Joanita Wibowo

The fiery moment you missed on Q&A after brutal stare-down: "I'm the host"

The fiery moment you missed on Q&A after brutal stare-down: "I'm the host"

In his second outing on ABC’s Q&A, One Nation’s Malcolm Roberts butted heads with host Virginia Trioli as the Senate candidate claimed his party did not want to water down Australia’s gun laws.

In Monday’s edition of the panel talk show, where politicians running for a Queensland seat were gathered, the 63-year-old former Senator responded to an audience member’s question about whether his party would support watering down gun laws, as was shown by One Nation members James Ashby and Steve Dickson in the Al-Jazeera investigative documentary.

“We want to make it harder for terrorists and criminals to get guns,” said Roberts.

“We want to make it easier and more encouraging for good, responsible shooters to actually access the firearms paperwork.

“We want to make sure that people who earn a living or who use guns as part of a trade, such as culling feral animals, they are able to do it more safely.”

Trioli and the audience member who asked the question said they saw this as a watering down of gun laws, but Roberts denied the statement. “That’s not the case … I’m making it clear there’s no watering down,” he said. “We’re making it harder for people to access guns if they’re criminals.”

“But not for sporting shooters and others?” asked Trioli.

“Correct,” said Roberts.

“So, some watering down,” Trioli replied as the audience applauded.

Roberts also denied that Ashby and Dickson were seeking funds from US gun lobby the National Rifle Association before Trioli interjected, “We saw them seek funding.”

Roberts responded, “You’re interrupting me again.”

“I’m the host of the program, Malcolm Roberts,” Trioli replied. “It’s my task to keep you on task.” 

Tensions were also apparent as other panellists, Liberal Senator James McGrath and Greens Senator Larissa Waters, exchanged criticisms over Adani coal mine.

Waters said the Coalition government only supported the project because of political donations. Earlier this year, it was revealed that Adani donated $35,000 to the Liberal Party and $15,000 to One Nation over the 2017-18 period.

McGrath also interjected as the audience cheered for Waters’ explanation of the Greens’ policy to oppose a new Adani mine in Queensland and phase out coal by 2030. 

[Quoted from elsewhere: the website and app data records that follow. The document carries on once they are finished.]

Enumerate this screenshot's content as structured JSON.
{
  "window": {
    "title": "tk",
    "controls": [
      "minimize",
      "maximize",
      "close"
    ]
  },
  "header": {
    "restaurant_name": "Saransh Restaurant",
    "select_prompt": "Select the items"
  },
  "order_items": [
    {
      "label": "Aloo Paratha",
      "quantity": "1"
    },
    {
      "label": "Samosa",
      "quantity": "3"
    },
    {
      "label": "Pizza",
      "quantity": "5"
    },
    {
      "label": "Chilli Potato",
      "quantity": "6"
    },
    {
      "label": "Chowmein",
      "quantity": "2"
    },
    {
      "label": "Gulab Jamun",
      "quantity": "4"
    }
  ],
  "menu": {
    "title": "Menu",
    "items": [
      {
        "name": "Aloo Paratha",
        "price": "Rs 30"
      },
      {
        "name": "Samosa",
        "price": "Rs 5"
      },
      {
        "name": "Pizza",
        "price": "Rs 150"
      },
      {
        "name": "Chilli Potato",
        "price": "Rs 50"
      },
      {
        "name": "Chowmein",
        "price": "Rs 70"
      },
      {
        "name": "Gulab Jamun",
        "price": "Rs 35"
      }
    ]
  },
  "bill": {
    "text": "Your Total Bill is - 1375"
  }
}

“You clapped the destruction of the Queensland economy,” he said. “You’ve clapped mass unemployment.”

The two also had a verbal spar over the allegedly growing racist sentiment among the Coalition.

“The Liberal National party is a party for all Queenslanders regardless of where you come from and how long you’ve been here,” said McGrath.

“As long as you share our values – and one of our values is its inclusivity, and we’re colour blind when it comes to the colour of your own skin … And I’m sure the Greens and I hope Labor would agree with that.”

However, Waters said Peter Dutton’s immigration detention policies did not reflect this.

McGrath replied, “You’ve accused my party of taking policy positions based on donations, which is wrong and is offensive, and now you’ve effectively accused Peter Dutton of being a racist. That is wrong.”

He continued, “Where are your tears for those people who drowned at sea and were eaten by the sharks? Where were your tears there?”

The talk show came ahead of the federal election, which will take place on May 18.